Friday, May 16, 2008

Bondi = Paradise

I didn't want to write a huge long rambling post yesterday, so I decided to do the one about the genius that is the pie stand, and save this one for today. After walking from our hotel on Kent St to Hyde Park, Inky and I spied the Coke sign that heralds your arrival at Kings Cross. "The Cross" is a combination of a haven for backpackers and the red light district for the city of Sydney. So, we decided to take a walk over there to see what it was all about. It was the middle of the day, so there was no debauchery to be found when we were there, but we did walk through a huge cloud of pot smoke at one point, so...

Once in the Cross, we realized how close we were to Woolloomooloo, where we feasted on meat pies. I looked at the map while I ate, and realized that we could be to Bondi beach in no time, and so off we went. We walked back to the Cross and hopped the train to Bondi Junction then it was on to the bus to the beach.


There are no words to describe how amazingly beautiful Bondi is. It's like god took out a set of scissors and cut a crescent shaped bay from the coastline. Even on an Aussie autumn day, the whole place was bathed in brilliant sunshine, and everything had a vibrant glow about it. We walked along the beach, and then took the coastal walk south toward Bronte Beach, about a 3 mile round trip.

I'm not a beach person, and Inky is so pail that she is considered a shipping hazard, but I could have stayed at Bondi all day. It is hilarious to me that there is a whole nation of people who are only here because the bureaucracy of the time in England plucked their ancestors up and sent them here, as punishment. If you ask me, the punishment is the dreary and rain sodden London autumn. Lets just say that the Smiths couldn't have been Aussies.

After our trip to the beach, Inky and i did the only thing that made sence to follow it up: ate sea food. I had prawns the size of Andre the Giant's thumbs, and Inky had Barramundi, all with a Harbour view. To say that we are living well would be an understatement. Oh, and President Bush, thanks for the $1,200.00. We're using it to stimulate an economy, just not the one you intended it to.


Today, we walked along the observation deck at the Sydney Tower (which is alternately called the CentrePoint Tower or the AMP Tower etc) and got some amazing views of the whole emerald city below. Nowhere else in the world can you stand on top of a building and see all the way to multiple world class beaches on one side, and a breathtaking mountain range on the other, all with a first rate city of 4 million in between.
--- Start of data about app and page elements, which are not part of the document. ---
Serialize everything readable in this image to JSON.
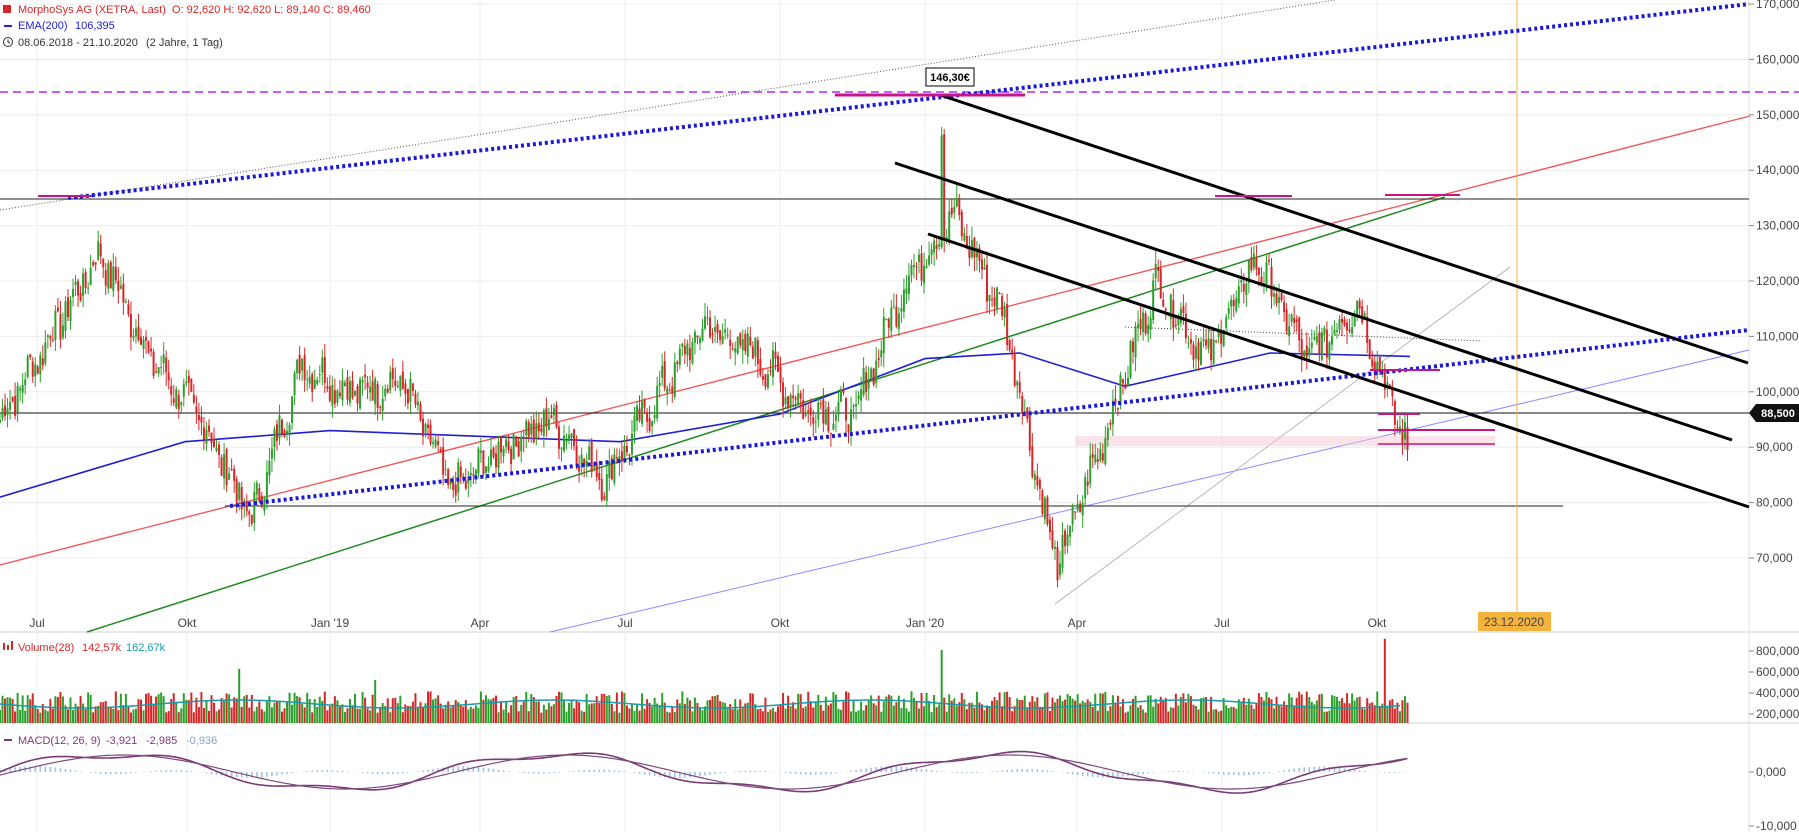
{
  "legend": {
    "title": "MorphoSys AG (XETRA, Last)",
    "ohlc": "O: 92,620  H: 92,620  L: 89,140  C: 89,460",
    "ema_label": "EMA(200)",
    "ema_value": "106,395",
    "range_label": "08.06.2018 - 21.10.2020",
    "range_note": "(2 Jahre, 1 Tag)"
  },
  "annotations": {
    "high_label": "146,30€",
    "last_price": "88,500",
    "date_marker": "23.12.2020"
  },
  "volume_panel": {
    "label": "Volume(28)",
    "v1": "142,57k",
    "v2": "162,67k",
    "ticks": [
      "800,000",
      "600,000",
      "400,000",
      "200,000"
    ]
  },
  "macd_panel": {
    "label": "MACD(12, 26, 9)",
    "v1": "-3,921",
    "v2": "-2,985",
    "v3": "-0,936",
    "ticks": [
      "0,000",
      "-10,000"
    ]
  },
  "colors": {
    "up": "#2ca02c",
    "down": "#d62728",
    "ema": "#1f1fd6",
    "macd": "#7a3a78",
    "signal": "#7b4a7b",
    "hist": "#9cc3e8",
    "magenta": "#c71585",
    "violet": "#b026ff"
  },
  "chart_data": {
    "type": "candlestick",
    "title": "MorphoSys AG (XETRA, Last)",
    "x_tick_labels": [
      "Jul",
      "Okt",
      "Jan '19",
      "Apr",
      "Jul",
      "Okt",
      "Jan '20",
      "Apr",
      "Jul",
      "Okt"
    ],
    "y_tick_labels": [
      "70,000",
      "80,000",
      "90,000",
      "100,000",
      "110,000",
      "120,000",
      "130,000",
      "140,000",
      "150,000",
      "160,000",
      "170,000"
    ],
    "ylim": [
      63,
      172
    ],
    "price_key_points": [
      {
        "date": "Jun 2018",
        "close": 95
      },
      {
        "date": "Jul 2018",
        "close": 110
      },
      {
        "date": "Aug 2018",
        "close": 125
      },
      {
        "date": "Sep 2018",
        "close": 106
      },
      {
        "date": "Okt 2018",
        "close": 95
      },
      {
        "date": "Nov 2018",
        "close": 77
      },
      {
        "date": "Dez 2018",
        "close": 105
      },
      {
        "date": "Jan 2019",
        "close": 100
      },
      {
        "date": "Feb 2019",
        "close": 102
      },
      {
        "date": "Mrz 2019",
        "close": 82
      },
      {
        "date": "Apr 2019",
        "close": 90
      },
      {
        "date": "Mai 2019",
        "close": 95
      },
      {
        "date": "Jun 2019",
        "close": 84
      },
      {
        "date": "Jul 2019",
        "close": 98
      },
      {
        "date": "Aug 2019",
        "close": 112
      },
      {
        "date": "Sep 2019",
        "close": 107
      },
      {
        "date": "Okt 2019",
        "close": 97
      },
      {
        "date": "Nov 2019",
        "close": 96
      },
      {
        "date": "Dez 2019",
        "close": 120
      },
      {
        "date": "Jan 2020",
        "close": 132
      },
      {
        "date": "Feb 2020",
        "close": 113
      },
      {
        "date": "Mrz 2020",
        "close": 68
      },
      {
        "date": "Apr 2020",
        "close": 93
      },
      {
        "date": "Mai 2020",
        "close": 120
      },
      {
        "date": "Jun 2020",
        "close": 106
      },
      {
        "date": "Jul 2020",
        "close": 124
      },
      {
        "date": "Aug 2020",
        "close": 106
      },
      {
        "date": "Sep 2020",
        "close": 116
      },
      {
        "date": "Okt 2020",
        "close": 89.46
      }
    ],
    "ema200_key_points": [
      {
        "date": "Jun 2018",
        "value": 81
      },
      {
        "date": "Sep 2018",
        "value": 91
      },
      {
        "date": "Jan 2019",
        "value": 93
      },
      {
        "date": "Jul 2019",
        "value": 91
      },
      {
        "date": "Okt 2019",
        "value": 96
      },
      {
        "date": "Jan 2020",
        "value": 106
      },
      {
        "date": "Feb 2020",
        "value": 107
      },
      {
        "date": "Apr 2020",
        "value": 101
      },
      {
        "date": "Jul 2020",
        "value": 107
      },
      {
        "date": "Okt 2020",
        "value": 106.395
      }
    ],
    "highs": {
      "alltime": 146.3
    },
    "horizontal_levels": [
      125,
      88.5,
      76.5,
      147.5
    ],
    "last": 88.5,
    "marker_date": "23.12.2020"
  }
}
With all that said, we left Sydney for Launceston Tasmania, which is like the Portland Maine of Australia. What is far north in the States is far south in Oz, and you don't get much farther south than this. Launceston is a city of less than 90 thousand people, and yet it is bustling with action this weekend. You see, the Hawthorn Hawks of the Australian Football League call this place their second home, and they are in town to play a game this weekend. Inky and I are going to walk the 4 blocks from our hotel (more on the digs later) to the game tomorrow and get our first taste of live AFL footy!

_

No comments: